Al-Qaeda leaders are promoting 'jihad' from inside the high-security prisons in Britain by smuggling out propaganda for the internet and finding recruits, a Home Office-funded think tank has claimed.
In an authoritative report, Quilliam, the think tank, said "mismanagement" by the Prison Service is helping Al-Qaeda gain recruits and risks "strengthening jihadist movements".
According to the report, Abu Qatada, described by Britain's intelligence agency MI5 as "Osama Bin Laden's right-hand man in Europe" has posted 'fatwas' on the internet from Long Lartin jail, calling for 'jihad' or holy war and the "murder" of moderate Muslims, The Times reported.
Abu Qatada is a radical Islamic cleric wanted on terror charges in Jordan.

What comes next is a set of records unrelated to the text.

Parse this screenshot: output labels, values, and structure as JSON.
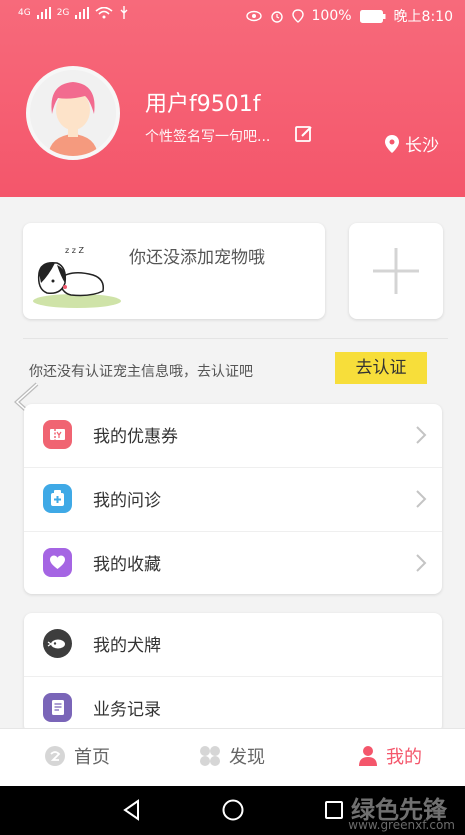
{
  "status_bar": {
    "signal_1": "4G",
    "signal_2": "2G",
    "battery": "100%",
    "time": "晚上8:10"
  },
  "profile": {
    "username": "用户f9501f",
    "signature": "个性签名写一句吧...",
    "location": "长沙"
  },
  "pet": {
    "empty_text": "你还没添加宠物哦"
  },
  "verify": {
    "prompt": "你还没有认证宠主信息哦，去认证吧",
    "button": "去认证"
  },
  "menu": {
    "group1": [
      {
        "label": "我的优惠券",
        "icon": "coupon-icon",
        "color": "#f06472"
      },
      {
        "label": "我的问诊",
        "icon": "medical-icon",
        "color": "#3fa9e6"
      },
      {
        "label": "我的收藏",
        "icon": "heart-icon",
        "color": "#a565e3"
      }
    ],
    "group2": [
      {
        "label": "我的犬牌",
        "icon": "dog-tag-icon",
        "color": "#3d3d3d"
      },
      {
        "label": "业务记录",
        "icon": "record-icon",
        "color": "#7a65b8"
      }
    ]
  },
  "tabs": {
    "home": "首页",
    "discover": "发现",
    "mine": "我的"
  },
  "watermark": {
    "text": "绿色先锋",
    "url": "www.greenxf.com"
  },
  "colors": {
    "header": "#f4566b",
    "accent": "#f4566b",
    "verify_button": "#f7de3a"
  }
}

Like other jailed terrorist leaders, Qatada is meant to be cut off from his supporters outside.
Even during a brief spell of freedom in 2005, a government control order barred him from spreading his incendiary sermons without the permission of the Home Secretary.
Yet last year, under the noses of warders, it is said that Qatada and Adel Abdel Bary, leader of the UK branch of Egyptian 'Islamic Jihad', were able to smuggle out a series of 'fatwas' - religious decrees - legitimising attacks by al-Qaeda. Qatada and Bary are two of about 100 Islamist terrorists in UK prisons.
Many are held in supposedly top-security jails such as Long Lartin, Belmarsh in southeast London, Frankland in Co Durham or Woodhill in Milton Keynes, for inciting or plotting attacks in which hundreds of people could have died.